[originally written 07.28.2011 during my ICU rotation]

The stories these walls bear. Miraculous recoveries. Unspeakable tragedies. And mostly everything in between. The flow is steady, rhythm strong. The floors covered in blood and in tears. Sometimes independent, but usually all at once.

And oddly enough it seems like that how the patients come, too: steady, independent, and all at one.

The man in room #44.

The woman in room #22.

The alcoholic grandmother. Smoker. Mother.

The trauma. The car accident. Pneumonia. Hemorrhage.

Uploaded from the Photobucket iPhone App

We see them cycle. And sometimes they leave us floating—smiling at their recovery, body full of miracles and fervor. Others make us shake our years. Thirty-seven, so young; her liver aged  and poisoned from alcohol. And then, in some rooms, tears track in and out all day long—the goodbyes too much to handle, the dying too long and life too short. The hanging on—just barely, and the holding on—too strongly.

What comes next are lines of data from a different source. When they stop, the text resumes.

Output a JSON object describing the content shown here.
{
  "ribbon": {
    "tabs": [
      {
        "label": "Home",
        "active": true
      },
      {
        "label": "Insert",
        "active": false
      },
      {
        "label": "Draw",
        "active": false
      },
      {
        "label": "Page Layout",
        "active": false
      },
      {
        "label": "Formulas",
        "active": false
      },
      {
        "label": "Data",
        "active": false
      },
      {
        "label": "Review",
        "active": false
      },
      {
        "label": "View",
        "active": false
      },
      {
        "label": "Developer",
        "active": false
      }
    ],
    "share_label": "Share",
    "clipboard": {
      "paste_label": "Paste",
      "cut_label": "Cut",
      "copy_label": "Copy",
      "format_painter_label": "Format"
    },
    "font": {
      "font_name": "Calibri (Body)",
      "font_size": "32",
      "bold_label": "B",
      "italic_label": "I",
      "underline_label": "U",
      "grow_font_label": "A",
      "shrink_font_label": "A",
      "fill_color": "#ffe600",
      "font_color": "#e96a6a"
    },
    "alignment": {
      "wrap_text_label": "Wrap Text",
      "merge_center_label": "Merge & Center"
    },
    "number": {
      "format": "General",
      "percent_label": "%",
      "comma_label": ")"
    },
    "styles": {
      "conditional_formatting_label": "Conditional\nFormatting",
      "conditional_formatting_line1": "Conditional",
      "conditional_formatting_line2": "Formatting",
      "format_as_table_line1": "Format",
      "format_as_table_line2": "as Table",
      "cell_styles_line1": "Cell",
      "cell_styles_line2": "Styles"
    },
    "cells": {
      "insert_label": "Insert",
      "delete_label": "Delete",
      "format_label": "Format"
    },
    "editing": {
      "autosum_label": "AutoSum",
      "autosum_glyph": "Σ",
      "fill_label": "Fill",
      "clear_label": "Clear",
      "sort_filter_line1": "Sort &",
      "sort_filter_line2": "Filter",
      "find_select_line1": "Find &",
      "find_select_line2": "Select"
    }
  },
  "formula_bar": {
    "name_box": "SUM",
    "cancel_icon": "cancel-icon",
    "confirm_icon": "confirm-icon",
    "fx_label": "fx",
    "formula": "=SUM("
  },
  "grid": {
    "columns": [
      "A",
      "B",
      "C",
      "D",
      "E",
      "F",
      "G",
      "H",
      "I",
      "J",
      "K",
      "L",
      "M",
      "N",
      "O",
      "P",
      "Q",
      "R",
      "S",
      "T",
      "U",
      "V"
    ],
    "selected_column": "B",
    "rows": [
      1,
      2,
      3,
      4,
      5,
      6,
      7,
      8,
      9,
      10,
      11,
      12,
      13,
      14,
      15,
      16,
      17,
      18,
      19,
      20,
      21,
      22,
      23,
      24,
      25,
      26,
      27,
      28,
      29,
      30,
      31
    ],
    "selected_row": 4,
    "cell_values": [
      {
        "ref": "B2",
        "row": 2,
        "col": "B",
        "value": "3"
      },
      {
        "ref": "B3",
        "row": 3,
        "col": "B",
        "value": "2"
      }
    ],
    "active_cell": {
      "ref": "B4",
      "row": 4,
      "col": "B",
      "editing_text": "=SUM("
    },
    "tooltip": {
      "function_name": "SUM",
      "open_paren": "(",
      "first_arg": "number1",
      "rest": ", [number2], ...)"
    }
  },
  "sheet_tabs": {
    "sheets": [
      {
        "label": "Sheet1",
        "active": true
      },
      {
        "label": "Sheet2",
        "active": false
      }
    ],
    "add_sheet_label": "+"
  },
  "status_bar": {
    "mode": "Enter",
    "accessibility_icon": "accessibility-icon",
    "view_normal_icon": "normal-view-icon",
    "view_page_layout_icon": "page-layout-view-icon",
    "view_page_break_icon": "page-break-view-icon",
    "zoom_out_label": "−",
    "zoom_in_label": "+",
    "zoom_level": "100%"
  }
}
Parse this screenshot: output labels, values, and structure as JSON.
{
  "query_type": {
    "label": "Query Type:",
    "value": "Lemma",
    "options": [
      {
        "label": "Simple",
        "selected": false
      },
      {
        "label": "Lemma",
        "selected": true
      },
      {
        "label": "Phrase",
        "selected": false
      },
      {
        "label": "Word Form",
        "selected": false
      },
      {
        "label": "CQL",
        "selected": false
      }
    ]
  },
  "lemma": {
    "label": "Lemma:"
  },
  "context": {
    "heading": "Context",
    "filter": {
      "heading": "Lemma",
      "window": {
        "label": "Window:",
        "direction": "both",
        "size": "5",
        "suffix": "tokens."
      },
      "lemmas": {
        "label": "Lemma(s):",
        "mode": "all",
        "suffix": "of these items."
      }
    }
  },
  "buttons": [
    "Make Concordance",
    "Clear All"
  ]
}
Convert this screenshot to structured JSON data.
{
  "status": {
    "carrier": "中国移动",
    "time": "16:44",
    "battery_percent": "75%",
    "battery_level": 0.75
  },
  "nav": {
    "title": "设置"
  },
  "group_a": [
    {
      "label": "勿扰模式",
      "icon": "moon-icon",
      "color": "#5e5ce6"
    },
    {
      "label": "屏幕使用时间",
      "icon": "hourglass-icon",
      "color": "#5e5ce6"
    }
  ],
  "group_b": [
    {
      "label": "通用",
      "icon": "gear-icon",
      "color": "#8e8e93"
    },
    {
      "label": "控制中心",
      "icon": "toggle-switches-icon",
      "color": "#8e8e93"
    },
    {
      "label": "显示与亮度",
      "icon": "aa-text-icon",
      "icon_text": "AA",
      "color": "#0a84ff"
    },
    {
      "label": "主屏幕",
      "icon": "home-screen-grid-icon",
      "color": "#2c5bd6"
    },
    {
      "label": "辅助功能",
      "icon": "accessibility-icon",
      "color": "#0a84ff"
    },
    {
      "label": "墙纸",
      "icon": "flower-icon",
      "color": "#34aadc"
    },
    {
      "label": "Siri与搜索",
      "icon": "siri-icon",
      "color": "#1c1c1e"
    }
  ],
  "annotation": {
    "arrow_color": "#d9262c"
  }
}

All sorts are wheeled through these doors. It’s a battle of the heart and mind, the practical and the justifiable, the quality and the quantity—of life, illness, moments, and madness.
Days have been tough for me. Upset families. Dying patients. Tragedy striking unannounced just one time too many. And for some, the inevitable finale rearing its ugly black head. My tears have been tracked, too. Implanted on footprints, dropped on sterile lines, hidden in the cuff of the white coat I’m forced to darn.

I’ve lost more sleep over these patients than over the sick babies, the neglected children, the homeless asthmatics in the dead-of-winter, and the cancer filled ovaries I’ve seen. Not because they don’t make sense—that an obvious part of the conundrum, but because we don’t make sense.

It’s been a soul-filled journey. Soul and sour, actually, depending on the day.

George, the hilariously absent minded, misunderstood character in Grey’s Anatomy pre-raunchy Season 1 was distraught about pouring his every drop of energy into a code on an already obviously-dead patient—antiarrythmics, defibrillation, chest compressions. But his all-knowing supervisor reminded him WHY those measures, ridiculous and seemingly wasteful were necessary.

                Because we have to be able to tell the family that we did 

And now—at the end of these five weeks. A the end of my nights of lost sleep and growing gray hairs.

At the end of this rotation, I finally get it, too.

This isn’t about the medicine. It’s really not about the disease or the diagnosis, the tears or traffic or tragedy. 

It is about TRYING. 

Giving the body one last chance to heal, the family one last chance to say goodbye, and Jesus one last chance to say hello. And at the end of the day, we go to bed knowing not what the future may hold, but knowing that what we tried was 100% and what we gave was EVERYTHING. 

No comments:

Related Posts Widget for Blogs by LinkWithin